> **Work to be completed**
Please filter the data down to the lines that include the word "text" and copy them.

*** Records shown Section Begins ***

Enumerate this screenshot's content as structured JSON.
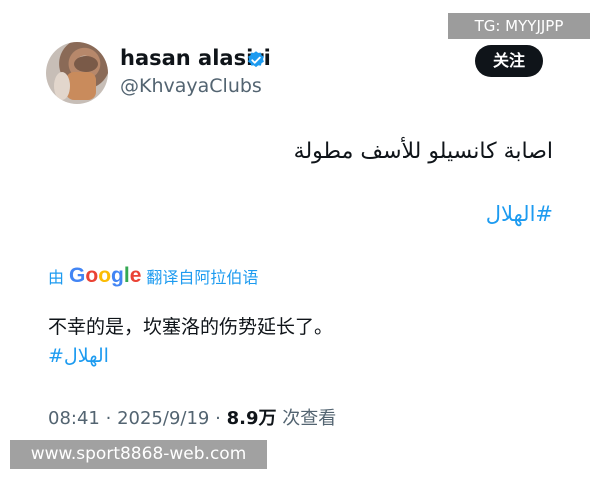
{
  "watermark_top": "TG: MYYJJPP",
  "watermark_bottom": "www.sport8868-web.com",
  "author": {
    "name": "hasan alasiri",
    "handle": "@KhvayaClubs"
  },
  "follow_button": "关注",
  "tweet": {
    "text": "اصابة كانسيلو للأسف مطولة",
    "hashtag": "#الهلال"
  },
  "translation": {
    "by": "由",
    "google_letters": [
      "G",
      "o",
      "o",
      "g",
      "l",
      "e"
    ],
    "action": "翻译自阿拉伯语",
    "text": "不幸的是，坎塞洛的伤势延长了。",
    "hashtag": "#الهلال"
  },
  "meta": {
    "time": "08:41",
    "sep": "·",
    "date": "2025/9/19",
    "views_count": "8.9万",
    "views_label": "次查看"
  },
  "colors": {
    "link": "#1d9bf0",
    "text": "#0f1419",
    "secondary": "#536471"
  }
}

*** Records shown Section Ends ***

> **Exercise response**
    "text": "اصابة كانسيلو للأسف مطولة",
    "text": "不幸的是，坎塞洛的伤势延长了。",
    "text": "#0f1419",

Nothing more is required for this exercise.